The Ministry of Economy and Commerce has signed a contract with state-owned Manateq (Economic Zones Company) to build these markets.

Manateq has, in turn, awarded contracts to three different companies to do the projects, a press statement issued by the ministry said yesterday. The markets are expected to be ready for operation by the middle of 2016. Each of the three market complexes will have a main market (selling fresh vegetables and fruits), a slaughter house, and markets selling meat, fish, chicken and other poultry products.
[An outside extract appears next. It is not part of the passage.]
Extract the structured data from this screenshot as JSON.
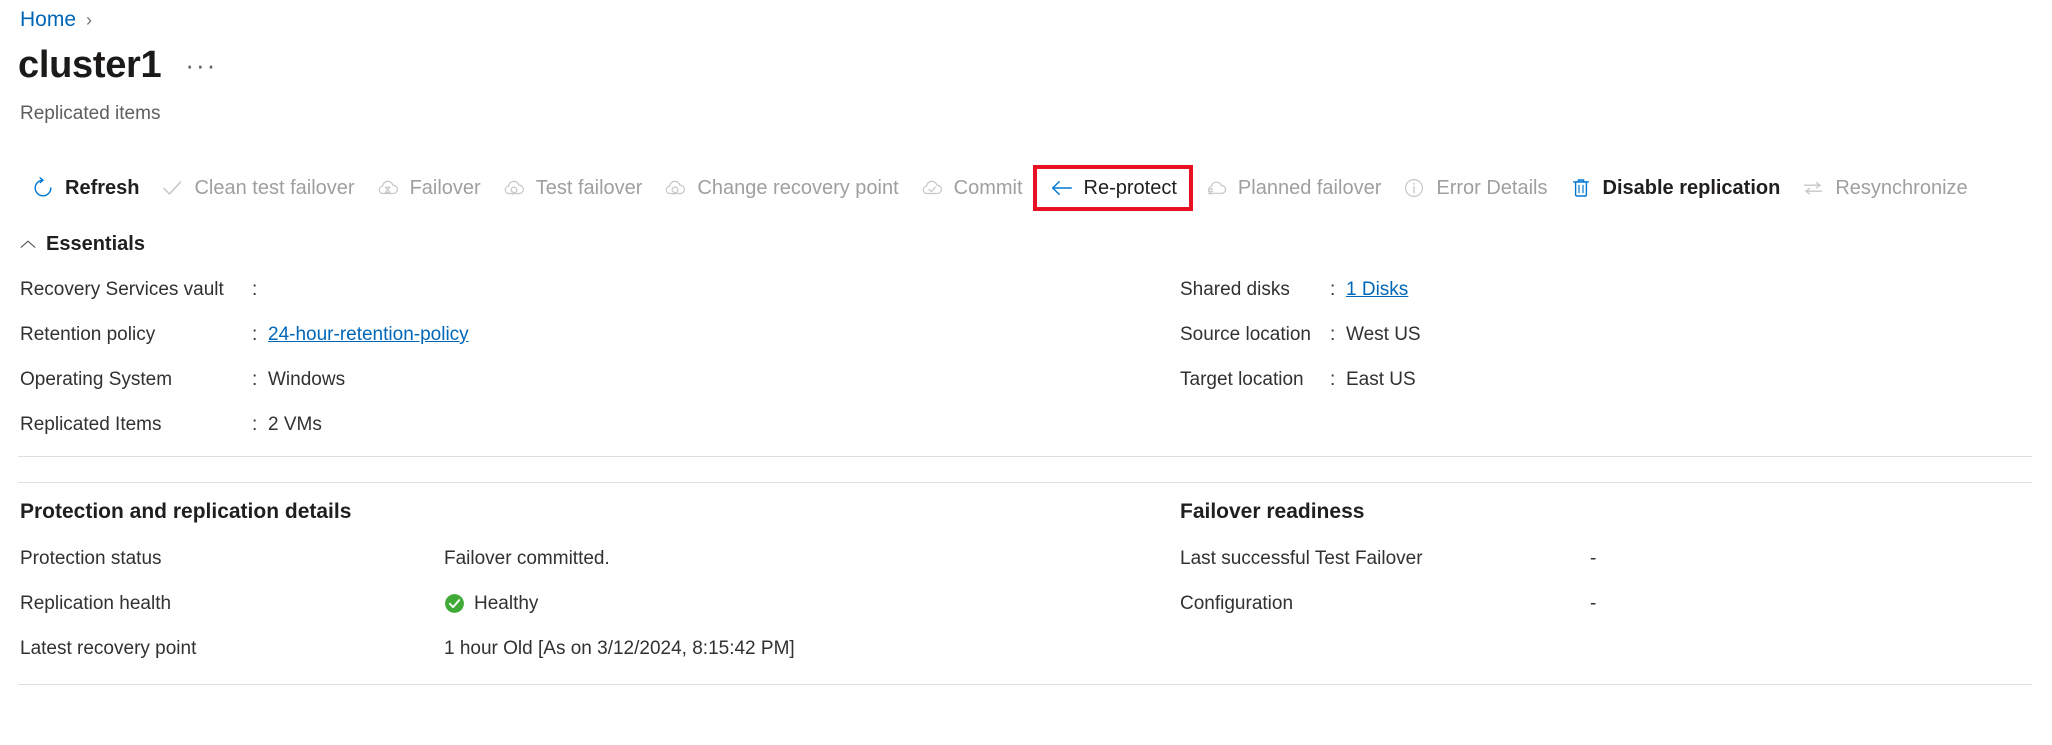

The three markets will have a bank branch each, a florist shop, a grocery store and a warehouse, besides boasting a cold storage and administrative blocks and labour camps each. Al Wakra Market will be the largest, nearly three times bigger than the other two, with an area covering 59,393 sqm.

All the three markets will have sufficient car parking space, a mosque and an electricity substation each.

The other two markets, in Umm Salal and Al Sailiyah, will cover 20,000 sqm of area each and will have all the submarkets and amenities described above. Senior economy ministry and Manateq officials present at the signing ceremony said the location of the three markets have been chosen after careful studies. The markets will be catering to the rising population in the north, south and west of Doha, said the officials.

The agreement was signed by Assistant Undersecretary at the Ministry of Economy and Commerce, Yahya bin Saeed Al Nuaimi, and the CEO of Manateq, Fahad Rashid Al Kaabi.

Present were the owners and officials of the contracting companies that have been awarded the projects.

They said the projects will be completed in time.

The ministry statement said that the three markets, once they begin operating, will take the pressure off the existing central markets in Doha.

The present central markets are separately for meat and livestock (which has slaughter houses), fresh vegetables and fruits, for wholesale trade of consumer items like foodstuff, among other things, and for fish.

The ministry statement suggests that the existing central markets will not be disbanded and continue to operate after the new central market complexes are built and commissioned.